[Task item] Go through the entries below and print each one exactly, leaving out pictures.

--- Given records ---

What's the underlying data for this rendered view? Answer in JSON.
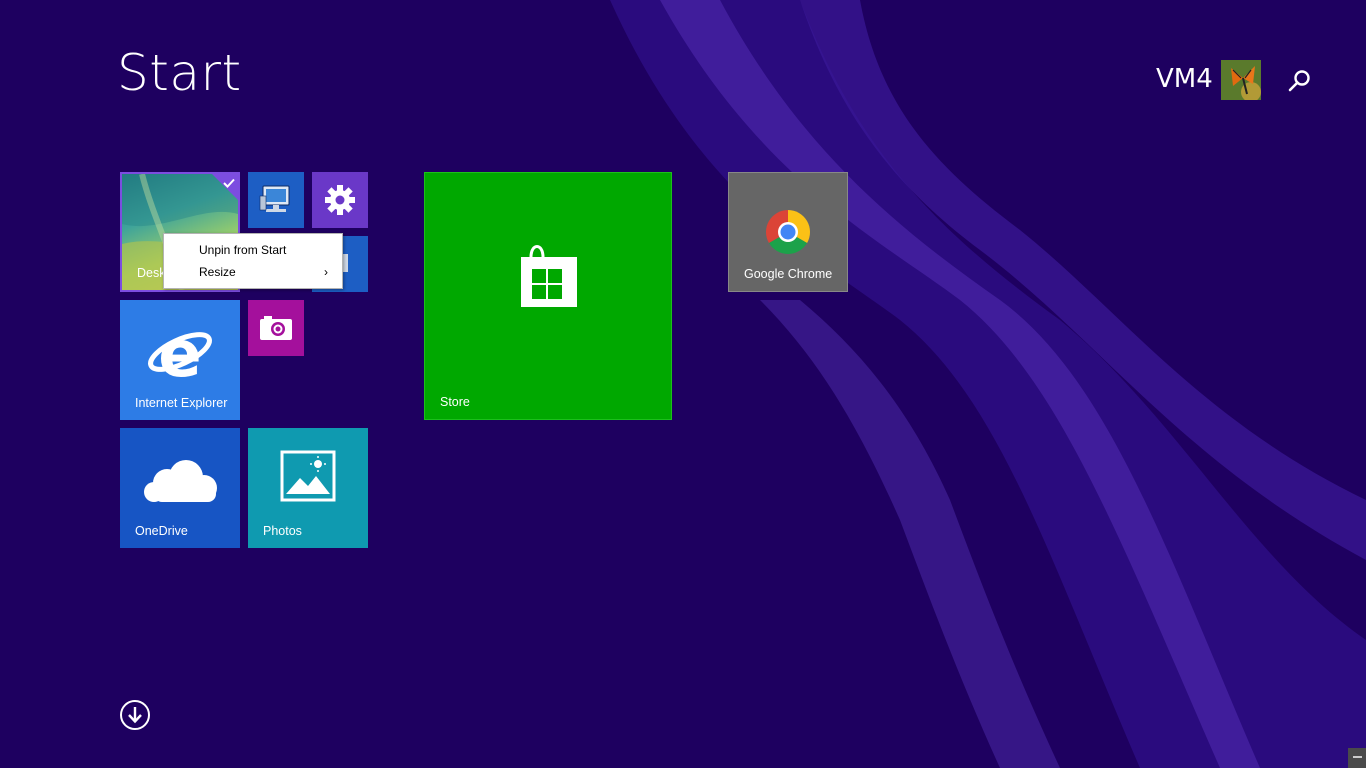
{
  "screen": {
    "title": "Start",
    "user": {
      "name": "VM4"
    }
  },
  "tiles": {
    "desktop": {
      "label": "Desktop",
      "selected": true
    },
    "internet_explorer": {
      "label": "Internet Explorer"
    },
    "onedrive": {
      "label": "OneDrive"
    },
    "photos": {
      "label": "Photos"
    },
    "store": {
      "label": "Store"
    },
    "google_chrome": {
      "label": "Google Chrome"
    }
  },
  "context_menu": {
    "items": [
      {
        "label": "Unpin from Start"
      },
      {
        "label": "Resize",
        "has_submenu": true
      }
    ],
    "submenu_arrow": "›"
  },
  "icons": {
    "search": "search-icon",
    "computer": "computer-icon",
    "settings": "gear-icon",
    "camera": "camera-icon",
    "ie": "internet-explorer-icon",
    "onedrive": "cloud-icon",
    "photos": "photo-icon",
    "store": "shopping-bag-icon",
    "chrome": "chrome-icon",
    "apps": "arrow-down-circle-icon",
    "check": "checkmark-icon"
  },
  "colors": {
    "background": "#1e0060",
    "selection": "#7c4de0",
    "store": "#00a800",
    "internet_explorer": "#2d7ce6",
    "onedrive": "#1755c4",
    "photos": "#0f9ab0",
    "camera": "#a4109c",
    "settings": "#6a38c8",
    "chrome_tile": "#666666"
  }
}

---

[Exercise output]
What's the underlying data for this rendered view? Answer in JSON.
{
  "screen": {
    "title": "Start",
    "user": {
      "name": "VM4"
    }
  },
  "tiles": {
    "desktop": {
      "label": "Desktop",
      "selected": true
    },
    "internet_explorer": {
      "label": "Internet Explorer"
    },
    "onedrive": {
      "label": "OneDrive"
    },
    "photos": {
      "label": "Photos"
    },
    "store": {
      "label": "Store"
    },
    "google_chrome": {
      "label": "Google Chrome"
    }
  },
  "context_menu": {
    "items": [
      {
        "label": "Unpin from Start"
      },
      {
        "label": "Resize",
        "has_submenu": true
      }
    ],
    "submenu_arrow": "›"
  },
  "icons": {
    "search": "search-icon",
    "computer": "computer-icon",
    "settings": "gear-icon",
    "camera": "camera-icon",
    "ie": "internet-explorer-icon",
    "onedrive": "cloud-icon",
    "photos": "photo-icon",
    "store": "shopping-bag-icon",
    "chrome": "chrome-icon",
    "apps": "arrow-down-circle-icon",
    "check": "checkmark-icon"
  },
  "colors": {
    "background": "#1e0060",
    "selection": "#7c4de0",
    "store": "#00a800",
    "internet_explorer": "#2d7ce6",
    "onedrive": "#1755c4",
    "photos": "#0f9ab0",
    "camera": "#a4109c",
    "settings": "#6a38c8",
    "chrome_tile": "#666666"
  }
}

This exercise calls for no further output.